2019-02-15 17:04:20.63 spid4s      Error: 912, Severity: 21, State: 2.
2019-02-15 17:04:20.63 spid4s      Script level upgrade for database 'master' failed because upgrade step 'msdb110_upgrade.sql' encountered error 2714, state 6, severity 25. This is a serious error condition which might interfere with regular operation and the database will be taken offline. If the error happened during upgrade of the 'master' database, it will prevent the entire SQL Server instance from starting. Examine the previous errorlog entries for errors, take the appropriate corrective actions and re-start the database so that the script upgrade steps run to completion.
2019-02-15 17:04:20.63 spid4s      Error: 3417, Severity: 21, State: 3.
2019-02-15 17:04:20.63 spid4s      Cannot recover the master database. SQL Server is unable to run. Restore master from a full backup, repair it, or rebuild it. For more information about how to rebuild the master database, see SQL Server Books Online.
2019-02-15 17:04:20.63 spid4s      SQL Server shutdown has been initiated
2019-02-15 17:04:20.63 spid4s      SQL Trace was stopped due to server shutdown. Trace ID = '1'. This is an informational message only; no user action is required.
2019-02-15 17:04:20.80 spid14s     The SQL Server Network Interface library successfully deregistered the Service Principal Name (SPN) [ MSSQLSvc/***] for the SQL Server service.
2019-02-15 17:04:20.80 spid14s     The SQL Server Network Interface library successfully deregistered the Service Principal Name (SPN) [ MSSQLSvc/***:1433 ] for the SQL Server service.
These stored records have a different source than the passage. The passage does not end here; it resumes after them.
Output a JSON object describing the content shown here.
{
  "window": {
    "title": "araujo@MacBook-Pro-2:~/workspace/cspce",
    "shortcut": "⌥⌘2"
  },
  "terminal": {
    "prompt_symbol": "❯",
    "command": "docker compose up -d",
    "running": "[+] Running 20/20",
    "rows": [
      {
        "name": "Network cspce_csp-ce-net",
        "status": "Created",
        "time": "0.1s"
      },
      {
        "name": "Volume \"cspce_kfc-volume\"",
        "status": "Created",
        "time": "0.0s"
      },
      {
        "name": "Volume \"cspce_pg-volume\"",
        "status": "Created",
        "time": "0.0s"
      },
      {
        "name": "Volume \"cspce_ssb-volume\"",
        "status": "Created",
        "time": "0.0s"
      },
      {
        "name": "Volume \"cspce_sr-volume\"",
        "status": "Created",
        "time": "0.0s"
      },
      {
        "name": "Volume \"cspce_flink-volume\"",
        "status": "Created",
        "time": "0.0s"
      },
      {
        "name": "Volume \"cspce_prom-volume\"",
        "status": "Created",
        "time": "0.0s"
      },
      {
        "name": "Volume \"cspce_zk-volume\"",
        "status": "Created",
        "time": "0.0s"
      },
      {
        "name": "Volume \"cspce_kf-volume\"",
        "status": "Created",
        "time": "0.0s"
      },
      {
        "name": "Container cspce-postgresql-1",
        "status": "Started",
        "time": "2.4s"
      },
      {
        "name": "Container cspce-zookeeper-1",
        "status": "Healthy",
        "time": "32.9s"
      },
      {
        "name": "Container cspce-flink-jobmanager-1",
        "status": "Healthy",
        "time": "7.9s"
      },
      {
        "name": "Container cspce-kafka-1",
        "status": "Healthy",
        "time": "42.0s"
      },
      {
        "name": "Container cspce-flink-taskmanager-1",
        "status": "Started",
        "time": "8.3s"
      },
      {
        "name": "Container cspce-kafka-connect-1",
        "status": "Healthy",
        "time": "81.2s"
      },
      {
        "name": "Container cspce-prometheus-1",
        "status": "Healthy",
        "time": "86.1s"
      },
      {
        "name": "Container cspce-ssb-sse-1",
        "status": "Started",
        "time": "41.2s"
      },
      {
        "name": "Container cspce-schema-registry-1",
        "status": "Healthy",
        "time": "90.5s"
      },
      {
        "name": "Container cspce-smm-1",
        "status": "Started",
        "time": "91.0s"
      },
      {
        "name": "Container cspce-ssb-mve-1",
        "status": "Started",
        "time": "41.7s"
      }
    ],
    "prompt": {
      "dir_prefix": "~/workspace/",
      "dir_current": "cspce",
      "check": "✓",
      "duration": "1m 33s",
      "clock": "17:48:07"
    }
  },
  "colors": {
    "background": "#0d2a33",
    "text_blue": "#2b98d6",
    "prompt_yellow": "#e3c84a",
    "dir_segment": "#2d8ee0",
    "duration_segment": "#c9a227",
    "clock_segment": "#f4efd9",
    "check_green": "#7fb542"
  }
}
So it seems I had the same problem as the referenced blog post but with another schema role.


After running the upgrade and it failing, I started SQL server with the trace flag 902, using net start mssqlserver /T902 from an elevated command prompt. This prevents the startup scripts running.
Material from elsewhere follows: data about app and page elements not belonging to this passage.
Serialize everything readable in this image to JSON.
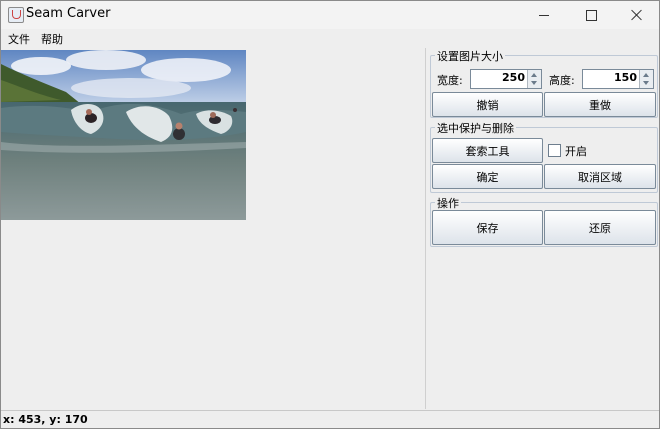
{
  "window": {
    "title": "Seam Carver"
  },
  "menu": {
    "file": "文件",
    "help": "帮助"
  },
  "resize_group": {
    "title": "设置图片大小",
    "width_label": "宽度:",
    "width_value": "250",
    "height_label": "高度:",
    "height_value": "150",
    "undo_label": "撤销",
    "redo_label": "重做"
  },
  "protect_group": {
    "title": "选中保护与删除",
    "lasso_label": "套索工具",
    "enable_label": "开启",
    "enabled": false,
    "confirm_label": "确定",
    "cancel_region_label": "取消区域"
  },
  "ops_group": {
    "title": "操作",
    "save_label": "保存",
    "restore_label": "还原"
  },
  "status": {
    "coords": "x: 453, y: 170"
  },
  "icons": {
    "app": "java-cup-icon",
    "minimize": "minimize-icon",
    "maximize": "maximize-icon",
    "close": "close-icon"
  }
}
Then connected to the SQL server instance using SSMS and located the 'TargetServersRole'  under the msdb database and right click, deleted it.


I then stopped SQL server and restarted it normally, without the trace flag, so it runs the 'msdb110_upgrade.sql' at startup again.

This time it started normally.



Problem sorted!


If this was helpful please comment as it motivates me to blog more!